the data is overlayed on top of a 3D view of the world, if the engine is world accessible.

Module 13 to N

Modules can be added to the
MemeStore to extend it, or build a humanoid robot.
Such modules are: a manipulation module, a data mining and analysis module,
a gaming module, a generic problem solving module, a learning by mimicry
module, etc..

The CETE Engine

After building a semantic network with natural language relationships between keywords;
the CETE search engine allows the following to be done:


  1. Index file-name of documents for path specification (path-spec) queries.
  2. Index keywords found in pages and documents for keyword queries.
  3. Content analyze the unstructured text in the pages and documents, using our statistical natural language processing (NLP) approach.
  4. Build signatures of every set of extracted keywords and their relationships. These signatures are called semantic signatures.
  5. Build signatures of the path traversed, by every set of extracted keywords, in the semantic network. These signatures are called network path signatures.
  6. Associate semantic and network path signatures with scanned pages and documents.
  7. Sort and log the signatures for retrieval of scanned pages and documents.

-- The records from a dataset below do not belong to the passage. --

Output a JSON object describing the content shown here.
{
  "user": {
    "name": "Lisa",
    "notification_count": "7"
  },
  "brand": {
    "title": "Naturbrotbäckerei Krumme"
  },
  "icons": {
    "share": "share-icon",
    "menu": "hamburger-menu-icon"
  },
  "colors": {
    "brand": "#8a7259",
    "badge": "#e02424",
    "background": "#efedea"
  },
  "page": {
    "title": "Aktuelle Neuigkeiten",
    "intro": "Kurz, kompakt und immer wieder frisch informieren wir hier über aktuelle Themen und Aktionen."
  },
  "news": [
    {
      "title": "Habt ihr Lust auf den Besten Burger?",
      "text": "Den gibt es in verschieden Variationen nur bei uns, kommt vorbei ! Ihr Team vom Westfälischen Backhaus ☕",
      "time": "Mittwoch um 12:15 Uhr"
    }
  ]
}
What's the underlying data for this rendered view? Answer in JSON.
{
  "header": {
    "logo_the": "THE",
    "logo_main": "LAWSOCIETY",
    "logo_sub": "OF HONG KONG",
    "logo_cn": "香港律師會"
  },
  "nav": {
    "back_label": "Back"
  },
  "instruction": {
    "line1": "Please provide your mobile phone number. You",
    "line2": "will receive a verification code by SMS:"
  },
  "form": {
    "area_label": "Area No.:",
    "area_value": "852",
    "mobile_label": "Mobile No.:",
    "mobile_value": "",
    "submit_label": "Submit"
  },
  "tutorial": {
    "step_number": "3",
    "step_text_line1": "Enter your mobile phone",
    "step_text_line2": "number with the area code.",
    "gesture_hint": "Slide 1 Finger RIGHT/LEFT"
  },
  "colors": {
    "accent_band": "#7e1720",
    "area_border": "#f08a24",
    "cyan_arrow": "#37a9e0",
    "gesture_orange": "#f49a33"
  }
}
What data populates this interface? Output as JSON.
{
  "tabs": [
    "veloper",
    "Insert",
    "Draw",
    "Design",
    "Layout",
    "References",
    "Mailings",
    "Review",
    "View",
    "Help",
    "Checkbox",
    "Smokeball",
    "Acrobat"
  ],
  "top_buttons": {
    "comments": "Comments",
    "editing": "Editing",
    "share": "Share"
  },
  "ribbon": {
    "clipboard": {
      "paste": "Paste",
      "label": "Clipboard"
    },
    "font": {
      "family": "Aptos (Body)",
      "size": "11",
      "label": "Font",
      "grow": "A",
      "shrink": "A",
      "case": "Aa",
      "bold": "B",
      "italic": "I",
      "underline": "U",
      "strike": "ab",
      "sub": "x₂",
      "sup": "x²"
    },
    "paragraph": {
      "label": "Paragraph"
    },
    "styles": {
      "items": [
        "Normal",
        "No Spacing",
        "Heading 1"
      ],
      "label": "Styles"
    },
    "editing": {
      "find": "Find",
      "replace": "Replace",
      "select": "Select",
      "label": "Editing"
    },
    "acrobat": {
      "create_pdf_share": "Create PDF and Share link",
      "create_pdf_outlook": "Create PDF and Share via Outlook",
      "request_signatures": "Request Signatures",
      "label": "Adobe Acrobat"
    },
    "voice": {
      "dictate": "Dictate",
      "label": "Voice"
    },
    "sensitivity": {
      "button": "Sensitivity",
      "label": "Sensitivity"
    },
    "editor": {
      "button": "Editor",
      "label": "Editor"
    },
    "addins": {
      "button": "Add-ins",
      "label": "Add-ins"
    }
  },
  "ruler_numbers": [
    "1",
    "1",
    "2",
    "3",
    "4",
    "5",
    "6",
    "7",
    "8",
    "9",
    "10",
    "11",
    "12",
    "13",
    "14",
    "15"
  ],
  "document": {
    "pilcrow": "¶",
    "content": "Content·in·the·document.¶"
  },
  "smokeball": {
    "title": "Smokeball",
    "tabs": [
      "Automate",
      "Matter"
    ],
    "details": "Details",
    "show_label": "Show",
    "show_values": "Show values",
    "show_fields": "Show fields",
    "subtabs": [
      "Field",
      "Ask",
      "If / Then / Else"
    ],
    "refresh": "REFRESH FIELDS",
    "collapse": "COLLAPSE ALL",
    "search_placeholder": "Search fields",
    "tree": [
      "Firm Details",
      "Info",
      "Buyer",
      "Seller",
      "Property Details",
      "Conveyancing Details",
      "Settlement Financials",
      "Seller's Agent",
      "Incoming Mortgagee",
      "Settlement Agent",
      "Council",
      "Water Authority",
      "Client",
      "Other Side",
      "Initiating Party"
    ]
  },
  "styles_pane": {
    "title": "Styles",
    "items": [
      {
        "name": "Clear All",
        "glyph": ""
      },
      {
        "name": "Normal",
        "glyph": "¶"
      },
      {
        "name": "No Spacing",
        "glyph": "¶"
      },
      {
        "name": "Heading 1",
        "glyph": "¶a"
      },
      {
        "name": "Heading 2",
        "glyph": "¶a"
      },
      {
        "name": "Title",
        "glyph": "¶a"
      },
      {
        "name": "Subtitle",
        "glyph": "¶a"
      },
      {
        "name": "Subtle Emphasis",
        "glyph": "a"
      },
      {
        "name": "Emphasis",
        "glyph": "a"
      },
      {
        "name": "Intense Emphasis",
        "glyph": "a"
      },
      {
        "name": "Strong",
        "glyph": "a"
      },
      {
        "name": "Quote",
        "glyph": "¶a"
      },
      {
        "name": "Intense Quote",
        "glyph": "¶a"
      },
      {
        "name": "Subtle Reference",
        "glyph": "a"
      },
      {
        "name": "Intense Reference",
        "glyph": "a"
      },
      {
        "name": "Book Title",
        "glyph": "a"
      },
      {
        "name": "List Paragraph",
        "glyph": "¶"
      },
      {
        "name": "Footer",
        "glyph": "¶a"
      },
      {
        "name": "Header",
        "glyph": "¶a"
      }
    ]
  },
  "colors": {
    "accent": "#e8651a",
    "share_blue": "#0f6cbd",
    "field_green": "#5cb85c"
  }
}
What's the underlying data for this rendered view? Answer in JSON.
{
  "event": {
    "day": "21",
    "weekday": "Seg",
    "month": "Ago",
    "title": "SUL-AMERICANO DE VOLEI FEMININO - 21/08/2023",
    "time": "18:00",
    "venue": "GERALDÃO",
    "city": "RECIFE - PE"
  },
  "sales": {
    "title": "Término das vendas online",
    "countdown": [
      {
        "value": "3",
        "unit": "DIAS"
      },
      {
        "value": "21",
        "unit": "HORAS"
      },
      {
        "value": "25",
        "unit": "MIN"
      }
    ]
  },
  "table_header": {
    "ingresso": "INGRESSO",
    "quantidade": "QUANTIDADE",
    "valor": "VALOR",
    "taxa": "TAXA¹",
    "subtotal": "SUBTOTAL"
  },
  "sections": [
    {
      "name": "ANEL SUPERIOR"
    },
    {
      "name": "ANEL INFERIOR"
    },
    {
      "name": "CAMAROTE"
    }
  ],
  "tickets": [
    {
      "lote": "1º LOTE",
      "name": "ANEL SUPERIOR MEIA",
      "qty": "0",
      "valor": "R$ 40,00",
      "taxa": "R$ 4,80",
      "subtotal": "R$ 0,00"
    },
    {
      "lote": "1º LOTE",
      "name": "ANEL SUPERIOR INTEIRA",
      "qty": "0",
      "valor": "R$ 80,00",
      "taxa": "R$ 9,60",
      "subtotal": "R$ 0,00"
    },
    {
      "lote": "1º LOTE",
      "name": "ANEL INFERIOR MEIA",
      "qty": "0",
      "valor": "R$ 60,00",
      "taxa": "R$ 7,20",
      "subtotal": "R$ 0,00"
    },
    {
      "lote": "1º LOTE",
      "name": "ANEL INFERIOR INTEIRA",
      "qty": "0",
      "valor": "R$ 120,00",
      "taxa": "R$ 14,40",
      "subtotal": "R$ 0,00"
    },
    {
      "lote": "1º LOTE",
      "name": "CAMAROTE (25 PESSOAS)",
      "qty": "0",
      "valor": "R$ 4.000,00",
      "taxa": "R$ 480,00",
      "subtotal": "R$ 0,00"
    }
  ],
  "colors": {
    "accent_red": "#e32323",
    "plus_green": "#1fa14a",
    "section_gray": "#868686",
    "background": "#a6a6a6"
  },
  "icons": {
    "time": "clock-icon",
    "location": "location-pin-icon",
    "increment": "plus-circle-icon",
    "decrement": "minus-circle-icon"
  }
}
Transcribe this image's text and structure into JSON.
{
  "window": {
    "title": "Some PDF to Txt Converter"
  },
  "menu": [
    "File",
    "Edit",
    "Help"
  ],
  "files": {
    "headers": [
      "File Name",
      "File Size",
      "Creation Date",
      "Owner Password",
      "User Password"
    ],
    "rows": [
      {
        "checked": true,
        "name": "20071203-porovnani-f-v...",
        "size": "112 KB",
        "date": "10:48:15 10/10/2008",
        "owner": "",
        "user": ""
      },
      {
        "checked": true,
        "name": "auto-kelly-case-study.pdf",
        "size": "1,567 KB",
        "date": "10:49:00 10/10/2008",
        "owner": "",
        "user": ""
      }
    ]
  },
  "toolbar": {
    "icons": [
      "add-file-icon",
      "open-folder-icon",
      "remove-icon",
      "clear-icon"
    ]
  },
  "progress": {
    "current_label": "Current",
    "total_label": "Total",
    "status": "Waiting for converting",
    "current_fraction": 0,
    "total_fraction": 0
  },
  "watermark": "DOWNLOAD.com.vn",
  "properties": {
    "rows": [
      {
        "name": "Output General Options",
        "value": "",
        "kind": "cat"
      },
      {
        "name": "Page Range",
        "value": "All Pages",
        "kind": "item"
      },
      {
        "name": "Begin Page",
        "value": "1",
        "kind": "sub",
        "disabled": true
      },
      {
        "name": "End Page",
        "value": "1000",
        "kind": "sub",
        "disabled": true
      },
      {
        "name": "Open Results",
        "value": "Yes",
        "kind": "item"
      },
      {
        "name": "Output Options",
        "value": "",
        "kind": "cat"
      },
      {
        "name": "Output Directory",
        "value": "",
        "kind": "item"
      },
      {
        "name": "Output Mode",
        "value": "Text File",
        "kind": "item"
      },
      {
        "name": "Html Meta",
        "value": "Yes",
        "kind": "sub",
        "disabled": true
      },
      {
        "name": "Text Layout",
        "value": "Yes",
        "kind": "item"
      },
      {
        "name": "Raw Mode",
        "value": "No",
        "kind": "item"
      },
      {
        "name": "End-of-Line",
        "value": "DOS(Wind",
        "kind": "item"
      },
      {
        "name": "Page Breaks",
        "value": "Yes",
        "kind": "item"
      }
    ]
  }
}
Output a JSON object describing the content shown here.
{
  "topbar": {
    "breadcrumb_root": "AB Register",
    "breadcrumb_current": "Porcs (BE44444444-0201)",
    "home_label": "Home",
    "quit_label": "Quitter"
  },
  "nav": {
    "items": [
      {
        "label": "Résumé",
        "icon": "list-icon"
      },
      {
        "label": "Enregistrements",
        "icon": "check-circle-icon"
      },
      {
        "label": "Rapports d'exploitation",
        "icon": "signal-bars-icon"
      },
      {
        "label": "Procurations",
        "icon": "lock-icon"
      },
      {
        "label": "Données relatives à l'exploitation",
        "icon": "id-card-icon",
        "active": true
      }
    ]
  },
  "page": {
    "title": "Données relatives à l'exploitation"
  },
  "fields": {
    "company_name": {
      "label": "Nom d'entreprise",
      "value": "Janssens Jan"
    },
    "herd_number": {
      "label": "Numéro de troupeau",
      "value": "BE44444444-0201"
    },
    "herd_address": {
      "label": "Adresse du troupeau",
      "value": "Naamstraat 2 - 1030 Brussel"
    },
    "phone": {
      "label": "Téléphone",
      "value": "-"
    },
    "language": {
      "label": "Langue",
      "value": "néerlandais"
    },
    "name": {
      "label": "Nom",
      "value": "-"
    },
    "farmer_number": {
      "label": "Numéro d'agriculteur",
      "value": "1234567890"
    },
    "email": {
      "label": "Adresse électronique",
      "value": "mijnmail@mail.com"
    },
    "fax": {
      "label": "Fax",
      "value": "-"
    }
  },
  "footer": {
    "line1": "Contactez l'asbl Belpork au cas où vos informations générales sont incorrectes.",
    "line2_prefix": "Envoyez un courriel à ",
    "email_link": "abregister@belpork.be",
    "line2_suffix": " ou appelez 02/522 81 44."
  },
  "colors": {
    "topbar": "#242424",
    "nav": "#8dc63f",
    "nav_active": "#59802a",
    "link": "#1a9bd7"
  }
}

Search Queries
  1. Make searches using path-spec  (file-name keywords) queries.
  2. Make searches using keywords only (i.e. clustering legacy way).
  3. Make searches by traversing the semantic network looking for relationships between query keywords.
  4. Build a graph of the relationships between query keywords (semantic signatures).
  5. Extract network path signatures from these semantic network traversals.
  6. Sort and log network paths and semantic signatures for  retrieval of scanned pages and documents.
  7. Track user behaviour (desktop clicking, voice, eye movement, etc.) to modify the strength of these network paths.
  8. Return results by comparing the query signatures with the stored network-path and semantic signatures.
  9. Return results with just the strengthened network paths which refer to files that were deemed to satisfy users.
  10. Build semantic network path overlays, using the extracted paths for visual feedback; for example, a different color (e.g. heat-coded), depending on how satisfied, users were with the results of the query; or how strong the relationships between keywords, and the concepts to which they relate, are.
  11. Build networks based on path-spec keywords that can be displayed to users interested, in what the collection of keywords they use, in specifying their file names, look like in a graph.

Patent Pending